# [What you will do]
When you respond, restate each record exactly as it is given.

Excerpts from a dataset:

>>>>

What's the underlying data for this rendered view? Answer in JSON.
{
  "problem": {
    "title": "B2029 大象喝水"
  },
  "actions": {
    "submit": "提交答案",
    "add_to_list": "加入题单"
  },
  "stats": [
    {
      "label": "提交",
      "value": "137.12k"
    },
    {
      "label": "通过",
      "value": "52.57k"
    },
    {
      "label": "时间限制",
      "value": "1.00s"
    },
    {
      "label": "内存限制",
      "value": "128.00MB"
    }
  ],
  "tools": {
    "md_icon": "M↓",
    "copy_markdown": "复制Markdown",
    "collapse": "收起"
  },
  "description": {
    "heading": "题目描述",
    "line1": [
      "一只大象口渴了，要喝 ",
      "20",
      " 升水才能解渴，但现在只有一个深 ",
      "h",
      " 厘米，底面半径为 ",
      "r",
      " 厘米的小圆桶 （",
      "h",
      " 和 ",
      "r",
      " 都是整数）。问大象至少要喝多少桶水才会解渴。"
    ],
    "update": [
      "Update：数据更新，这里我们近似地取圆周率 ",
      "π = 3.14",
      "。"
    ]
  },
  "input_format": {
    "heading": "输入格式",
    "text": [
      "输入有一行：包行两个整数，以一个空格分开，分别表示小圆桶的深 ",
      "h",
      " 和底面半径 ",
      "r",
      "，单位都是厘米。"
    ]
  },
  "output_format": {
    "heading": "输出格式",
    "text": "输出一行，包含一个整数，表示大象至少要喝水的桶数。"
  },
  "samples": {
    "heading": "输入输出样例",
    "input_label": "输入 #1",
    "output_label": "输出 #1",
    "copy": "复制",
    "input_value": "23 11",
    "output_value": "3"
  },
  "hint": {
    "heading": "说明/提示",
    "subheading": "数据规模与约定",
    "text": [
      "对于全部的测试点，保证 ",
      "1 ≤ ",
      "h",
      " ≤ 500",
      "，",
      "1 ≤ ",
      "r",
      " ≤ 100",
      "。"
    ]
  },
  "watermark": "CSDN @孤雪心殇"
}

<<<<

# [Answer box]
What's the underlying data for this rendered view? Answer in JSON.
{
  "problem": {
    "title": "B2029 大象喝水"
  },
  "actions": {
    "submit": "提交答案",
    "add_to_list": "加入题单"
  },
  "stats": [
    {
      "label": "提交",
      "value": "137.12k"
    },
    {
      "label": "通过",
      "value": "52.57k"
    },
    {
      "label": "时间限制",
      "value": "1.00s"
    },
    {
      "label": "内存限制",
      "value": "128.00MB"
    }
  ],
  "tools": {
    "md_icon": "M↓",
    "copy_markdown": "复制Markdown",
    "collapse": "收起"
  },
  "description": {
    "heading": "题目描述",
    "line1": [
      "一只大象口渴了，要喝 ",
      "20",
      " 升水才能解渴，但现在只有一个深 ",
      "h",
      " 厘米，底面半径为 ",
      "r",
      " 厘米的小圆桶 （",
      "h",
      " 和 ",
      "r",
      " 都是整数）。问大象至少要喝多少桶水才会解渴。"
    ],
    "update": [
      "Update：数据更新，这里我们近似地取圆周率 ",
      "π = 3.14",
      "。"
    ]
  },
  "input_format": {
    "heading": "输入格式",
    "text": [
      "输入有一行：包行两个整数，以一个空格分开，分别表示小圆桶的深 ",
      "h",
      " 和底面半径 ",
      "r",
      "，单位都是厘米。"
    ]
  },
  "output_format": {
    "heading": "输出格式",
    "text": "输出一行，包含一个整数，表示大象至少要喝水的桶数。"
  },
  "samples": {
    "heading": "输入输出样例",
    "input_label": "输入 #1",
    "output_label": "输出 #1",
    "copy": "复制",
    "input_value": "23 11",
    "output_value": "3"
  },
  "hint": {
    "heading": "说明/提示",
    "subheading": "数据规模与约定",
    "text": [
      "对于全部的测试点，保证 ",
      "1 ≤ ",
      "h",
      " ≤ 500",
      "，",
      "1 ≤ ",
      "r",
      " ≤ 100",
      "。"
    ]
  },
  "watermark": "CSDN @孤雪心殇"
}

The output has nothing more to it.